Early Islam was intensely expansionist. Fervor for the new religion, as well as economic and social factors, fueled this expansionism. Conquering armies and migrating tribes swept out of Arabia and spread Islam. By the end of Islam's first century, Islamic armies had reached far into North Africa and eastward and northward into Asia. Among the first countries to come under their control was Egypt, which Arab forces invaded in 640. The following year, Amr ibn al As conquered Cairo (then known as Babylon) and renamed the city Al Fustat. By 647, after the surrender of Alexandria, the whole country was under Muslim rule (see The Arab Conquest, 639-41 , ch. 1). Amr, Egypt's first Muslim ruler, was influenced by the Prophet's advice that Muslims should be kind to the Egyptians because of their kinship ties to Arabs. According to Islamic tradition, Ismail's mother, Hagar, was of Egyptian origin.
Amr allowed the Copts to choose between converting to Islam or retaining their beliefs as a protected people. Amr gave them this choice because the Prophet had recognized the special status of the "People of the Book" (Jews and Christians), whose scriptures he considered perversions of God's true word but nevertheless contributory to Islam. Amr believed that Jews and Christians were people who had approached but not yet achieved the perfection of Islam, so he did not treat them like pagans who would be forced into choosing between Islam and death. Jews and Christians in Muslim territories could live according to their own religious laws and in their own communities if they accepted the position of dhimmis, or tolerated subject peoples. Dhimmis were required to recognize Muslim authority, pay additional taxes, avoid proselytism among Muslims, and give up certain political rights.
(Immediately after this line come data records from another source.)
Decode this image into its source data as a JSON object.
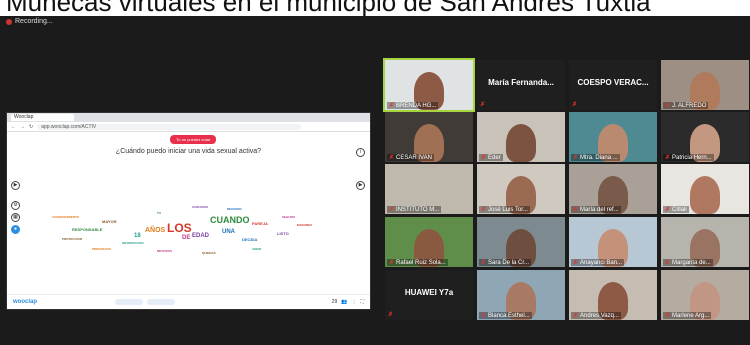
{
  "caption": "Muñecas virtuales en el municipio de San Andrés Tuxtla",
  "recording": "Recording...",
  "shared_screen": {
    "tab_title": "Wooclap",
    "address": "app.wooclap.com/ACTIV",
    "pill": "Tu no puedes votar",
    "question": "¿Cuándo puedo iniciar una vida sexual activa?",
    "brand": "wooclap",
    "counter": "29",
    "words": [
      {
        "t": "LOS",
        "c": "#d1392b",
        "s": 12
      },
      {
        "t": "CUANDO",
        "c": "#2e8b3d",
        "s": 9
      },
      {
        "t": "AÑOS",
        "c": "#e07b1a",
        "s": 7
      },
      {
        "t": "EDAD",
        "c": "#7a3fa0",
        "s": 6
      },
      {
        "t": "UNA",
        "c": "#1c6fb8",
        "s": 6
      },
      {
        "t": "DE",
        "c": "#c23b8a",
        "s": 6
      },
      {
        "t": "18",
        "c": "#2a9d8f",
        "s": 6
      },
      {
        "t": "MAYOR",
        "c": "#8a5a2b",
        "s": 4
      },
      {
        "t": "PAREJA",
        "c": "#d1392b",
        "s": 4
      },
      {
        "t": "RESPONSABLE",
        "c": "#2e8b3d",
        "s": 4
      },
      {
        "t": "DECIDA",
        "c": "#1c6fb8",
        "s": 4
      },
      {
        "t": "LISTO",
        "c": "#7a3fa0",
        "s": 4
      },
      {
        "t": "CONSENTIMIENTO",
        "c": "#e07b1a",
        "s": 3
      },
      {
        "t": "INFORMACION",
        "c": "#2a9d8f",
        "s": 3
      },
      {
        "t": "SEGURO",
        "c": "#c23b8a",
        "s": 3
      },
      {
        "t": "PROTECCION",
        "c": "#8a5a2b",
        "s": 3
      },
      {
        "t": "MADUREZ",
        "c": "#d1392b",
        "s": 3
      },
      {
        "t": "TU",
        "c": "#2e8b3d",
        "s": 3
      },
      {
        "t": "DECISION",
        "c": "#1c6fb8",
        "s": 3
      },
      {
        "t": "CUIDADOS",
        "c": "#7a3fa0",
        "s": 3
      },
      {
        "t": "PREPARADO",
        "c": "#e07b1a",
        "s": 3
      },
      {
        "t": "AMOR",
        "c": "#2a9d8f",
        "s": 3
      },
      {
        "t": "METODOS",
        "c": "#c23b8a",
        "s": 3
      },
      {
        "t": "QUIERAS",
        "c": "#8a5a2b",
        "s": 3
      }
    ]
  },
  "participants": [
    {
      "name": "BRENDA HG...",
      "cam": true,
      "active": true,
      "bg": "#dfe3e4",
      "skin": "#8d5a45"
    },
    {
      "name": "María Fernanda...",
      "cam": false
    },
    {
      "name": "COESPO VERAC...",
      "cam": false
    },
    {
      "name": "J. ALFREDO",
      "cam": true,
      "bg": "#9e8f84",
      "skin": "#b07a5c"
    },
    {
      "name": "CESAR IVAN",
      "cam": true,
      "bg": "#403b36",
      "skin": "#a07055"
    },
    {
      "name": "Eder",
      "cam": true,
      "bg": "#c9c2b8",
      "skin": "#7c5240"
    },
    {
      "name": "Mtra. Diana ...",
      "cam": true,
      "bg": "#4f8a93",
      "skin": "#b98a70"
    },
    {
      "name": "Patricia Hern...",
      "cam": true,
      "bg": "#2b2b2b",
      "skin": "#c49880"
    },
    {
      "name": "INSTITUTO M...",
      "cam": true,
      "bg": "#bfb8ad",
      "skin": "#bfb8ad"
    },
    {
      "name": "José Luis Tor...",
      "cam": true,
      "bg": "#cfc9c0",
      "skin": "#9a6a52"
    },
    {
      "name": "María del ref...",
      "cam": true,
      "bg": "#a9a197",
      "skin": "#7a5a4a"
    },
    {
      "name": "Citlali",
      "cam": true,
      "bg": "#e9e6e1",
      "skin": "#b07860"
    },
    {
      "name": "Rafael Ruiz Sola...",
      "cam": true,
      "bg": "#5f8e4a",
      "skin": "#8a5a40"
    },
    {
      "name": "Sara De la Cr...",
      "cam": true,
      "bg": "#7d8a8f",
      "skin": "#6e4f3f"
    },
    {
      "name": "Anayanci Ban...",
      "cam": true,
      "bg": "#b7c7d4",
      "skin": "#c4917a"
    },
    {
      "name": "Margarita de...",
      "cam": true,
      "bg": "#b6b4ac",
      "skin": "#9a7462"
    },
    {
      "name": "HUAWEI Y7a",
      "cam": false
    },
    {
      "name": "Blanca Esthel...",
      "cam": true,
      "bg": "#8fa6b5",
      "skin": "#a87a65"
    },
    {
      "name": "Andres Vazq...",
      "cam": true,
      "bg": "#c5bdb2",
      "skin": "#8c5a45"
    },
    {
      "name": "Marlene Arg...",
      "cam": true,
      "bg": "#b4aca1",
      "skin": "#c29684"
    }
  ]
}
By the ninth century A.D., most Egyptians had converted to Islam.
Amr had chosen Al Fustat as the capital of Islamic Egypt because a canal connected the city to the Red Sea, which provided easy access to the Muslim heartland in the Arabian Peninsula. He initiated construction of Cairo's oldest extant mosque, the Amr ibn al As Mosque, which was completed in 711, several years after his death. Successive rulers also built mosques and other religious buildings as monuments to their faith and accomplishments. Egypt's first Turkish ruler, Ahmad ibn Tulun, built one of Cairo's most renowned mosques, the Ibn Tulun Mosque, in 876.
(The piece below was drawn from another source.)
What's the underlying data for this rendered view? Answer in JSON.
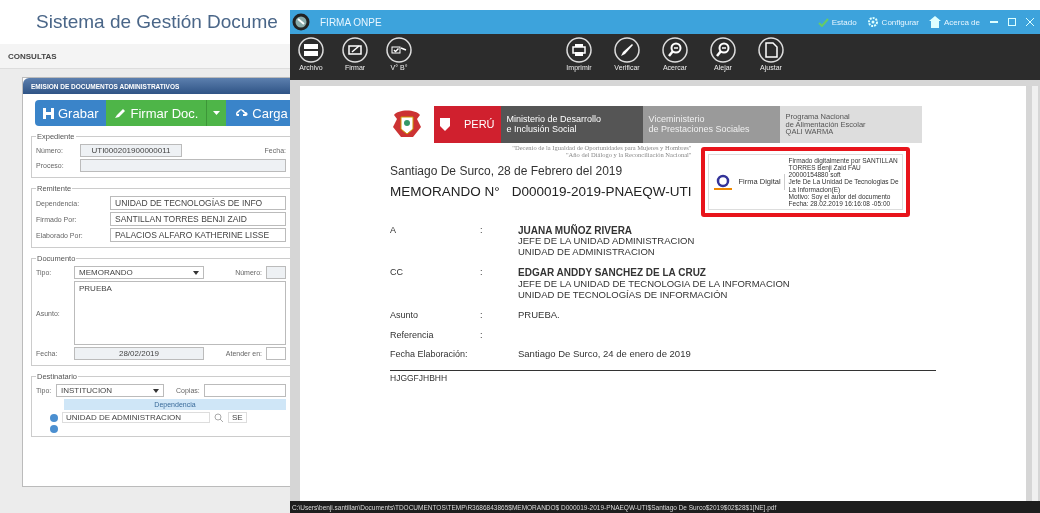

A Shia dynasty, the Fatimids, conquered Egypt in 969 and ruled the country for 200 years (see The Tulinids, Ikhshidids, Fatimids, and Ayyubids, 868-1260 , ch. 1). Although the Fatimids endowed numerous mosques, shrines, and theological schools, they did not firmly establish their faith (known today as Ismaili Shia Islam--see Glossary) in Egypt. Numerous sectarian conflicts among Fatimid Ismailis after 1050 may have been a factor in Egyptian Muslim acceptance of Saladin's (Salah ad Din ibn Ayyub) reestablishment of Sunni Islam as the state religion in 1171. Al Azhar theological school, endowed by the Fatimids, changed quickly from a center of Shia learning to a bastion of Sunni orthodoxy. There were virtually no Ismailis in Egypt in 1990, although large numbers lived in India and Pakistan and smaller communities were in Afghanistan, Iran, Syria, and several countries in East Africa.
Data as of December 1990
Egypt Table of Contents